The Penn State football coaching job just got a little tougher.
Ohio State introduced Urban Meyer, who led the University of Florida to a pair of national championships before taking a one-year hiatus, as its new coach on Monday.
The announcement trumped the season-long rumor - until the Penn State scandal exploded - that Meyer would be succeeding Joe Paterno and had already purchased or leased a home in Boalsburg.
Presumably, he won't keep a membership to the Boalsburg Elks and be commuting to Columbus.
But jokes aside, if Penn State, or at least its former regime, wanted Meyer, it clearly would have been thinking big.
Whether acting athletic director Dave Joyner will aim as high as Graham Spanier and Tim Curley may have been, presumably with Paterno's blessing, we'll see.
This is for sure: There are very few coaches who can deliver the excitement/wow factor of an Urban Meyer.
A short list of those who can would include Jon Gruden, Bill Cowher, Tony Dungy and Nick Saban. Mike Munchak might be another.
The problem is, other than Saban, none of the above have coached or recruited in college programs at all (Cowher, Dungy, Munchak) or lately (Gruden).
It's worth noting that Joyner was part of a small group of university benefactors involved in the hiring of Cael Sanderson as the Nittany Lions' wrestling coach, so the template is there to make a splashy hiring.
That said, while following Paterno may not be as daunting as it once was, based on the scandal, Penn State may find some candidates with cold feet.
It was surprising that a contract extension was confirmed Friday for Miami's Al Golden, a former PSU captain who spent less than one season on the Nits' coaching staff, jumping ship in 2000. Maybe Golden wants no part of it now, or vice versa.
You'd think someone apt to accept this kind of challenge would be someone with ties to the university or partially bleeds blue.
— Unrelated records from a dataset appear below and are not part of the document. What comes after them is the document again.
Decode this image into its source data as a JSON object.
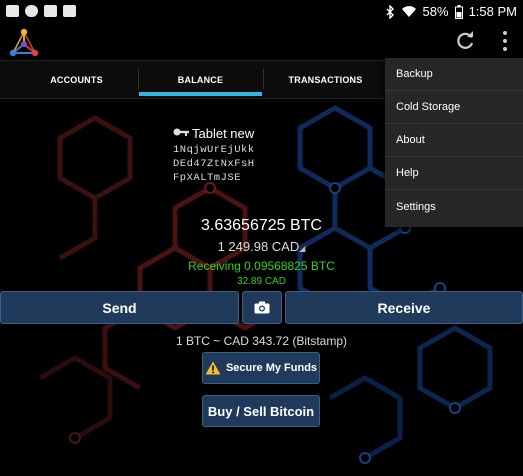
{
  "status_bar": {
    "battery": "58%",
    "time": "1:58 PM"
  },
  "tabs": [
    {
      "label": "ACCOUNTS"
    },
    {
      "label": "BALANCE"
    },
    {
      "label": "TRANSACTIONS"
    }
  ],
  "active_tab": "BALANCE",
  "wallet": {
    "name": "Tablet new",
    "address_lines": [
      "1NqjwUrEjUkk",
      "DEd47ZtNxFsH",
      "FpXALTmJSE"
    ]
  },
  "balance": {
    "btc": "3.63656725 BTC",
    "fiat": "1 249.98 CAD",
    "receiving": "Receiving 0.09568825 BTC",
    "receiving_fiat": "32.89 CAD"
  },
  "actions": {
    "send": "Send",
    "receive": "Receive"
  },
  "rate": "1 BTC ~ CAD 343.72 (Bitstamp)",
  "secure_funds": "Secure My Funds",
  "buy_sell": "Buy / Sell Bitcoin",
  "menu": [
    "Backup",
    "Cold Storage",
    "About",
    "Help",
    "Settings"
  ],
  "colors": {
    "accent": "#33b5e5",
    "receiving": "#36d21e",
    "button": "#1f3a5a"
  },
  "icons": {
    "status_left": [
      "image-icon",
      "cloud-icon",
      "android-icon",
      "photo-icon"
    ],
    "status_right": [
      "bluetooth-icon",
      "wifi-icon",
      "battery-icon"
    ],
    "app": "mycelium-logo-icon",
    "refresh": "refresh-icon",
    "overflow": "overflow-menu-icon",
    "wallet": "key-icon",
    "camera": "camera-icon",
    "warning": "warning-icon"
  }
}
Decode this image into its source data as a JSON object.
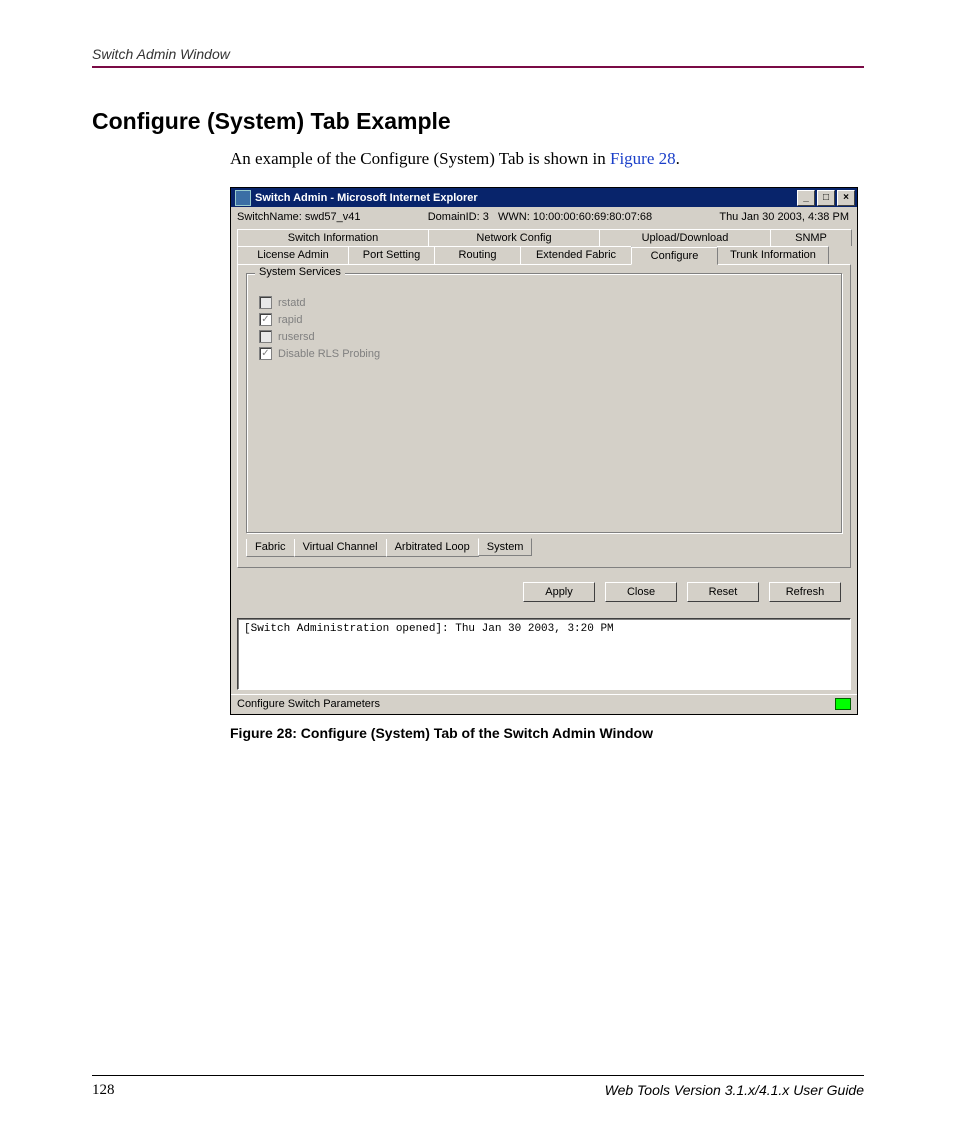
{
  "header": {
    "running": "Switch Admin Window"
  },
  "title": "Configure (System) Tab Example",
  "intro": {
    "pre": "An example of the Configure (System) Tab is shown in ",
    "link": "Figure 28",
    "post": "."
  },
  "window": {
    "title": "Switch Admin - Microsoft Internet Explorer",
    "info": {
      "switch_label": "SwitchName:",
      "switch_name": "swd57_v41",
      "domain": "DomainID: 3",
      "wwn": "WWN: 10:00:00:60:69:80:07:68",
      "time": "Thu Jan 30  2003, 4:38 PM"
    },
    "tabs_top": [
      "Switch Information",
      "Network Config",
      "Upload/Download",
      "SNMP"
    ],
    "tabs_bot": [
      "License Admin",
      "Port Setting",
      "Routing",
      "Extended Fabric",
      "Configure",
      "Trunk Information"
    ],
    "group_title": "System Services",
    "checks": [
      {
        "label": "rstatd",
        "checked": false
      },
      {
        "label": "rapid",
        "checked": true
      },
      {
        "label": "rusersd",
        "checked": false
      },
      {
        "label": "Disable RLS Probing",
        "checked": true
      }
    ],
    "subtabs": [
      "Fabric",
      "Virtual Channel",
      "Arbitrated Loop",
      "System"
    ],
    "buttons": {
      "apply": "Apply",
      "close": "Close",
      "reset": "Reset",
      "refresh": "Refresh"
    },
    "log": "[Switch Administration opened]: Thu Jan 30  2003, 3:20 PM",
    "status": "Configure Switch Parameters"
  },
  "caption": "Figure 28:  Configure (System) Tab of the Switch Admin Window",
  "footer": {
    "page": "128",
    "guide": "Web Tools Version 3.1.x/4.1.x User Guide"
  }
}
But if Penn State feels it needs to distance itself from the past and hire somebody from Alaska, its pool will be pretty small.
Most of the names being thrown out - such as Golden, Mississippi State's Dan Mullen, Northwestern's Pat Fitzgerald, Georgia Tech's Paul Johnson, Houston's Kevin Sumlin, etc. - are good coaches, but will they re-energize the sleepy fan base that rebelled against the STEP program to the tune of 10,000 empty seats per game?
The university may be ahead of the game financially - it's going to need to be in the face of potential civil lawsuits - but no one can argue the significant rebuilding job in many areas facing the next coach.
Not to mention suspicion from the Nittany Nation that, knowing these allegations were smoldering, the STEP program was sprung before all heck broke loose.
Between anger that Joe Paterno was treated unfairly, the current pricing structure and general upheaval, some trust needs to be rebuilt.
And what if some candidates start turning the job down? Does Penn State keep interim coach Tom Bradley during this tumultuous period until time helps it swim into calmer waters?
Based on that fact that it was outscored 72-18 by the two great teams it played this year - Alabama and Wisconsin - Penn State could face a long road back to elite status no matter who it hires.
Factor in the job Bret Bielema is doing at Wisconsin, the progress of Mark D'Antonio at Michigan State and Bo Pellini at Nebraska and Michigan's impressive hire of Brady Hoke with Meyer inheriting the sweater vest, and you wonder if Joyner has slept at all.
Whether he's introduced tomorrow, next week or next month, Penn State's new coach will have to be special.
Because this is one special challenge.
Rudel can be reached at 946-7527 or email@example.com.